Also exempted are people traveling to pharmacies, hospitals or medical clinics, gas stations for fuel or the store for groceries as long as there is no deviation from the route, Treviño said. Anyone traveling on their own private property will also be exempted.
“We will continue to have Cameron County parks and beach access points closed to the public,” he said. “Gatherings throughout the county at public and private locations are limited to no more than 10 people per (Centers for Disease Control and Prevention) guidelines.”
Treviño also noted that, per a mandate from Gov. Greg Abbott, as of Saturday at midnight, all restaurants and food trucks were allowed to open for business no later than 10 p.m. and no on-premises dining is permitted, only delivery or takeout. Restaurants and bars with mixed-beverage licenses are also allowed to provide beer, wine and mixed beverages for delivery and takeout only until 10 p.m.
Hotels are required to completely sanitize all touched surfaces and in all individual rooms before guest check-in, Treviño said, while all businesses, churches and places of worship will limit groups to 10 people or less, and will institute social distancing with a minimum distance of six feet apart. The exceptions are grocery stores, pharmacies, hospitals and government agencies.
Gas stations are required to sanitize self-service equipment a minimum of once an hour and preferably after each service. Also, in keeping with the county’s effort to prevent the spread of coronavirus, Treviño is recommending a two-week shelter-in-place policy.
“I am recommending that individuals shelter in place for a minimum of 14 days,” he said. “This recommendation may become mandatory, depending on further developments.”
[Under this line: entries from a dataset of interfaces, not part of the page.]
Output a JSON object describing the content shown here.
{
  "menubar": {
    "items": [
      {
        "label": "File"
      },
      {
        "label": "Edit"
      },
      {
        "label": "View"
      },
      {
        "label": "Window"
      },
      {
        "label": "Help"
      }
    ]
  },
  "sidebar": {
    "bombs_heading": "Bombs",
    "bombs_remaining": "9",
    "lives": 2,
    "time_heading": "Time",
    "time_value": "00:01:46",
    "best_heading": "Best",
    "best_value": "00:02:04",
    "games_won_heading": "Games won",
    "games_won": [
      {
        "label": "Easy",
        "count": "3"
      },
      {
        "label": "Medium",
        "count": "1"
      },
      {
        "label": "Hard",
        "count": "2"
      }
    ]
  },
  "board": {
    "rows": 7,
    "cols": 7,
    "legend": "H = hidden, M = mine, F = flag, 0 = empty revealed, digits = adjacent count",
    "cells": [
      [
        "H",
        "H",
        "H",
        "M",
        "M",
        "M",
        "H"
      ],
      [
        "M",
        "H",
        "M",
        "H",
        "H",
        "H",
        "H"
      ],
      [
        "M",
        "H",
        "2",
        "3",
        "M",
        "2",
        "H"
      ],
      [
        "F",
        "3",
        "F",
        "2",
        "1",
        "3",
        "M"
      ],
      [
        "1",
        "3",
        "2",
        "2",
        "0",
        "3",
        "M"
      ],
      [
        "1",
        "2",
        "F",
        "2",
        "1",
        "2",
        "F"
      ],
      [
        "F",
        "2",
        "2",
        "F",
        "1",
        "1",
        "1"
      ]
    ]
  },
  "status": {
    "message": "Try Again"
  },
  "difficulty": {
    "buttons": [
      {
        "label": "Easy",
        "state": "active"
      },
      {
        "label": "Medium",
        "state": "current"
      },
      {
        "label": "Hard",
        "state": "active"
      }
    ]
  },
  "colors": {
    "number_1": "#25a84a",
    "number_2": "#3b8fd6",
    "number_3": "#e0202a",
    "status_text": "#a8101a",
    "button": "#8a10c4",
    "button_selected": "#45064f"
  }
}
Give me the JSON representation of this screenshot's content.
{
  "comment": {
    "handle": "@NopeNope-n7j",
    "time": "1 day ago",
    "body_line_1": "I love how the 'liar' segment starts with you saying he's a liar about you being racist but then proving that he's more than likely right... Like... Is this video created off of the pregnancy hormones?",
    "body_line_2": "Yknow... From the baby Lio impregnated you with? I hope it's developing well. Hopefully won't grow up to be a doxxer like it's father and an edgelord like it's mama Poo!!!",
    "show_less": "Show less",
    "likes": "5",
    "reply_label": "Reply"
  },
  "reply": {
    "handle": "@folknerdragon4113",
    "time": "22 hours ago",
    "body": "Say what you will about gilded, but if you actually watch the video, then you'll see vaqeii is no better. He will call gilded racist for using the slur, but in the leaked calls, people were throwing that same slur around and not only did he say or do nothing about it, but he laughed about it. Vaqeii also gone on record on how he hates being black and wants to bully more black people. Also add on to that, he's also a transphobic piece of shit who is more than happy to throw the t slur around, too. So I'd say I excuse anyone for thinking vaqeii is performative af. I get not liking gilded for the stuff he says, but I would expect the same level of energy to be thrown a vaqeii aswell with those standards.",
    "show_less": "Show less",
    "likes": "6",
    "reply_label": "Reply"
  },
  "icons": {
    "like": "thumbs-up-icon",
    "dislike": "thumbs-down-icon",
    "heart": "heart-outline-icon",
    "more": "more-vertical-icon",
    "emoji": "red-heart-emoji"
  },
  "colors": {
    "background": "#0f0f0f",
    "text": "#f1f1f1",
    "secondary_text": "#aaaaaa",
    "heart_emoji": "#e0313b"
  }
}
At the press conference, county Health Authority Dr. James Castillo III implored county residents to put off birthday celebrations and other social or family gatherings of all types until the coronavirus has been contained, noting that young people are vulnerable to the virus contrary to previous assumptions. Nearly 40 percent of those sick enough from coronavirus to be admitted to the hospital are between the ages of 20 and 54, he said. Castillo said anyone who is sick should stay home, and that anyone suspecting they have coronavirus should call their health care provider before visiting the clinic or a hospital.
The best way to prevent the virus from spreading in Cameron County is for everyone to behave as if they already have it and conduct themselves accordingly, he said.
The Cameron County Coronavirus Hotline is (956) 247-3650.